DSL, Cable, Or Fiber?

By August 31, 2018Uncategorized
DSL, Cable, Or Fiber?

People looking for a good internet connection today will generally have three options:  DSL, cable, and fiber.  These three systems use different methods of moving information around, and recently all three have at least claimed to support a gigabit internet connection.  Assuming that’s true in your area, it brings up an important question:  when the speed is the same for all three, which connection type is best?  DSL, cable, and fiber connections each have some unique characteristics that set them apart.


DSL, or digital subscriber line, is the modern version of the old dial-up connections of the 1990s.  A DSL connection uses your phone lines the same as dial-up internet, but the new system can deliver broadband speeds and stay open even when you make calls with your home phone.  Most DSL connections are slower than cable lines, but you get a dedicated connection and some DSL providers are promising upgrades to gigabit internet speeds.  However, DSL has one major drawback:  the farther you are from your provider, the slower your connection becomes.


Cable connections have been the standard for speed for a long time thanks to how they’re consistently faster than the dial-up and DSL speeds of the day.  In fact, it’s not hard to find a cable connection today that can handle 100 megabit speeds.  However, the main issue with cable internet is the fact that you have to share that speed with your neighbors.  This means that when everyone uses their home internet in the evenings, everyone has to deal with slower speeds and buffering videos.


Fiber-optic cables use the speed of light to transfer information rather than the speed of electricity.  The difference between these speeds is how fiber connections can offer gigabit internet right out of the gate and do so with dedicated connections for every subscriber.  The other two connection types are pushing themselves to reach gigabit speeds, but fiber internet has the potential to go several times faster within just a few years.  Fiber’s biggest problem is that it needs its own infrastructure, and while that infrastructure is quickly growing it’s still relatively hard to find and relatively expensive.

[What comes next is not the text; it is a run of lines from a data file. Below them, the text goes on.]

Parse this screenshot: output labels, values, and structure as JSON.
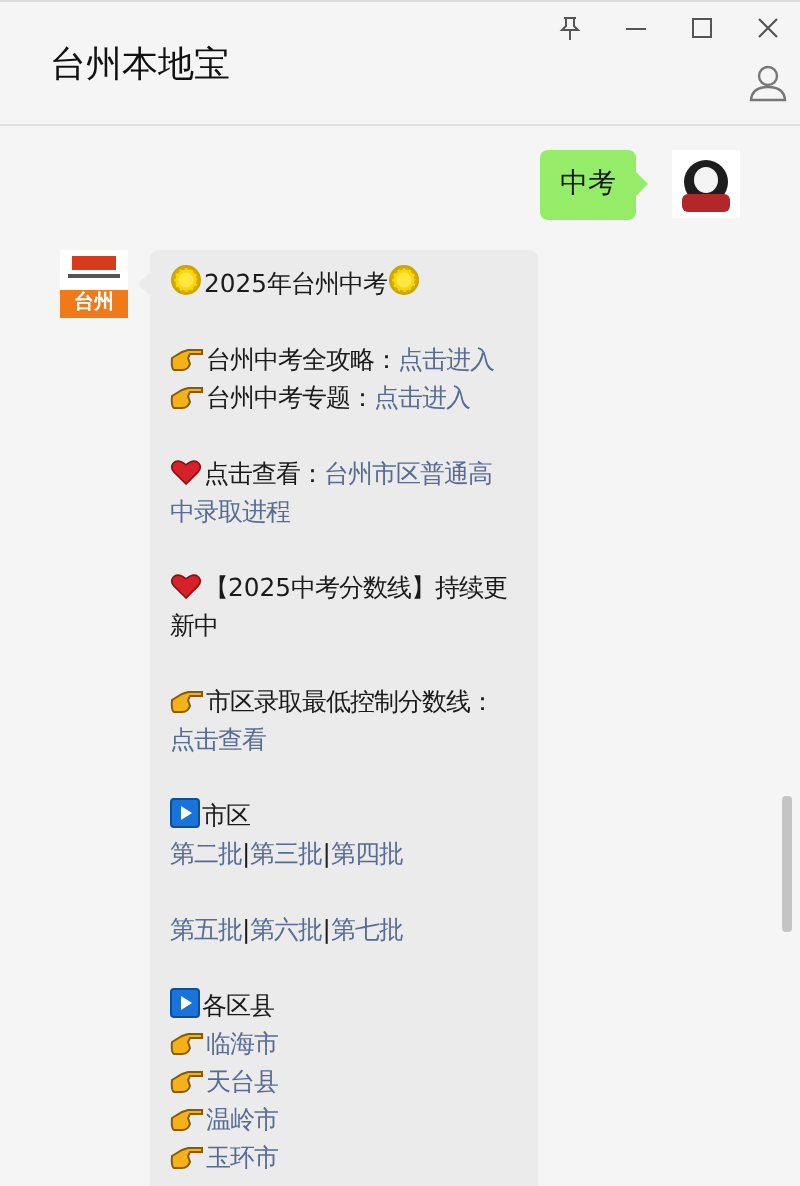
{
  "window": {
    "title": "台州本地宝"
  },
  "messages": [
    {
      "kind": "outgoing",
      "text": "中考"
    },
    {
      "kind": "incoming",
      "logo_caption": "台州",
      "paragraphs": [
        [
          {
            "kind": "sun",
            "parts": [
              {
                "kind": "text",
                "text": "2025年台州中考"
              }
            ]
          }
        ],
        [
          {
            "kind": "pointer",
            "parts": [
              {
                "kind": "text",
                "text": "台州中考全攻略："
              },
              {
                "kind": "link",
                "text": "点击进入"
              }
            ]
          },
          {
            "kind": "pointer",
            "parts": [
              {
                "kind": "text",
                "text": "台州中考专题："
              },
              {
                "kind": "link",
                "text": "点击进入"
              }
            ]
          }
        ],
        [
          {
            "kind": "heart",
            "parts": [
              {
                "kind": "text",
                "text": "点击查看："
              },
              {
                "kind": "link",
                "text": "台州市区普通高"
              }
            ]
          },
          {
            "kind": "plain",
            "parts": [
              {
                "kind": "link",
                "text": "中录取进程"
              }
            ]
          }
        ],
        [
          {
            "kind": "heart",
            "parts": [
              {
                "kind": "text",
                "text": "【2025中考分数线】持续更新中"
              }
            ]
          }
        ],
        [
          {
            "kind": "pointer",
            "parts": [
              {
                "kind": "text",
                "text": "市区录取最低控制分数线："
              },
              {
                "kind": "link",
                "text": "点击查看"
              }
            ]
          }
        ],
        [
          {
            "kind": "play",
            "parts": [
              {
                "kind": "text",
                "text": "市区"
              }
            ]
          },
          {
            "kind": "plain",
            "parts": [
              {
                "kind": "link",
                "text": "第二批"
              },
              {
                "kind": "text",
                "text": "|"
              },
              {
                "kind": "link",
                "text": "第三批"
              },
              {
                "kind": "text",
                "text": "|"
              },
              {
                "kind": "link",
                "text": "第四批"
              }
            ]
          }
        ],
        [
          {
            "kind": "plain",
            "parts": [
              {
                "kind": "link",
                "text": "第五批"
              },
              {
                "kind": "text",
                "text": "|"
              },
              {
                "kind": "link",
                "text": "第六批"
              },
              {
                "kind": "text",
                "text": "|"
              },
              {
                "kind": "link",
                "text": "第七批"
              }
            ]
          }
        ],
        [
          {
            "kind": "play",
            "parts": [
              {
                "kind": "text",
                "text": "各区县"
              }
            ]
          },
          {
            "kind": "pointer",
            "parts": [
              {
                "kind": "link",
                "text": "临海市"
              }
            ]
          },
          {
            "kind": "pointer",
            "parts": [
              {
                "kind": "link",
                "text": "天台县"
              }
            ]
          },
          {
            "kind": "pointer",
            "parts": [
              {
                "kind": "link",
                "text": "温岭市"
              }
            ]
          },
          {
            "kind": "pointer",
            "parts": [
              {
                "kind": "link",
                "text": "玉环市"
              }
            ]
          }
        ]
      ]
    }
  ]
}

Still, as time goes on more ISPs will lay more cables and prices will drop, so fiber’s downsides won’t be downsides forever.  So if you have an available fiber internet connection where you live, you should consider switching over to see what it’s like.  Between the gigabit internet speed, the dedicated connection, and the symmetrical upload and download speeds, there’s plenty to like.